New Zealand. A research group from the US Geological Society, GSA, revealed in February the discovery of a previously unknown continent, by scientists called Zeelandia. The new continent, which is New Zealand’s top, was 5 million square kilometers, which corresponds to the whole of Western Europe. However, only about 6%, mainly New Zealand and the French colony of New Caledonia, reached the surface. For over 20 years, the research team had collected data to provide sufficient evidence to be able to write about Zeelandia, the world’s eighth continent.
According to Countryaah.com, hundreds of gate whales were washed up in February in the shallow bay of Farewell Spit on the northern tip of South Island. Up to 400 of the whales died, while about as many could be rescued as the tide rose. To prevent the dead whales’ bodies from exploding with gases, rescue workers punched them with knives and long needles. Of the around nine mass beaches of gate selection that have occurred over the past ten years, this year was the worst.
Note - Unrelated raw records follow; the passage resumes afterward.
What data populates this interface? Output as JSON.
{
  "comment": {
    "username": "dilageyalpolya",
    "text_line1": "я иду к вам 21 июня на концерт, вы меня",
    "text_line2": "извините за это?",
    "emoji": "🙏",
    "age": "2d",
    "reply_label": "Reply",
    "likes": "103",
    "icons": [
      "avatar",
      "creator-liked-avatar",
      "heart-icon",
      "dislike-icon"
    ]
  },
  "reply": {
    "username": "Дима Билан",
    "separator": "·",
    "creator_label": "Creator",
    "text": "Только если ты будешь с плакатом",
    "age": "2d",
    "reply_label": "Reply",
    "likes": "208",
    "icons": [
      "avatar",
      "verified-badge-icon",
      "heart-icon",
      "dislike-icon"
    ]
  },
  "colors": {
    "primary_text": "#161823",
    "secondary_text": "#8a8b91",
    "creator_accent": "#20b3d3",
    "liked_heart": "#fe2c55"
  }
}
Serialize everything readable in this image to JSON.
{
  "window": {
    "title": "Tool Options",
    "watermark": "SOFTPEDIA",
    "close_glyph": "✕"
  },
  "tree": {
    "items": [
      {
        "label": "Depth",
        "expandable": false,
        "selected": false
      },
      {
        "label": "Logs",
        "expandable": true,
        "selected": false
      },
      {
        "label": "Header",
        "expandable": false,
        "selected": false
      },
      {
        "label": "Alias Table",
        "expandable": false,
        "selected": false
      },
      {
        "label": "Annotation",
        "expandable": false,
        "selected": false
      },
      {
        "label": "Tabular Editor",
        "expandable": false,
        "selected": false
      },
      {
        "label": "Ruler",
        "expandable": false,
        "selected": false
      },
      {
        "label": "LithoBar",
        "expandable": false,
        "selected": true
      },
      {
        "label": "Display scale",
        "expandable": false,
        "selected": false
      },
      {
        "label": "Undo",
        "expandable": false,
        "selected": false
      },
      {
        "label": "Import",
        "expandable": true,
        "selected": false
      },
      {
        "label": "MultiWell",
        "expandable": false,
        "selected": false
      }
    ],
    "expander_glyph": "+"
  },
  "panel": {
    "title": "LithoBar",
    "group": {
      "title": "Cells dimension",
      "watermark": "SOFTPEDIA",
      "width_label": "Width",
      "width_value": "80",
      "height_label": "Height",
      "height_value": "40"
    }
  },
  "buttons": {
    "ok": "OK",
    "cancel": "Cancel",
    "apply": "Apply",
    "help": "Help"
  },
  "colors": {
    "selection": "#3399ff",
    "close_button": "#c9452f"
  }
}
In March, Parliament granted the 290-kilometer river Whanganui one-person status. The unique decision meant that the river will in future be counted as any person, for example, with the right to be represented by lawyers in a legal process. Further, the river will be seen as an indivisible unit that must not be broken up. Ever since the 1870s, the New Zealand Maoris have been fighting for the rights of the river, a struggle that, with the decision, was over.
In the wake of the cyclone Debbie, thousands of people were evacuated in the northern parts of the country in April. The severe weather, which caused extensive flooding and landslides, was described by meteorologists as something that happened about “once every five hundred years”. A week later, Debbie was followed by the cyclone Cook, which caused further flooding and power outages. The most affected were the northern and eastern parts of the country.
Labor leader Andrew Little’s dominant opposition party resigned on August 1, barely two months before the country’s parliamentary elections. The resignation came after the party’s figures dropped in the latest polls. As Little’s successor, Vice Party Leader Jacinda Ardern was elected.
The September 23 parliamentary elections resulted in the Conservative National Party getting 56 seats while Labor landed at 46. The result meant Labor increased by about 11 percentage points, which was a big success for newly-appointed Jacinda Ardern. However, neither the National Party nor Labor were given enough votes to form a government, which meant that the populist party New Zealand First (NZF) with a nine-member mandate was given a wave role.
After a long, uncertain wait, NZF leader Winston Peters announced in late October that his party had decided to support Labor in a three-party coalition with The Green Party. Thus, 37-year-old Jacinda Ardern, who just a few months earlier assumed the post of party leader in Labor, became prime minister. In the media, Ardern was described as a star shot with “rock star status”. Some of her heart issues were raising minimum wages, environmental issues and countering homelessness and child poverty.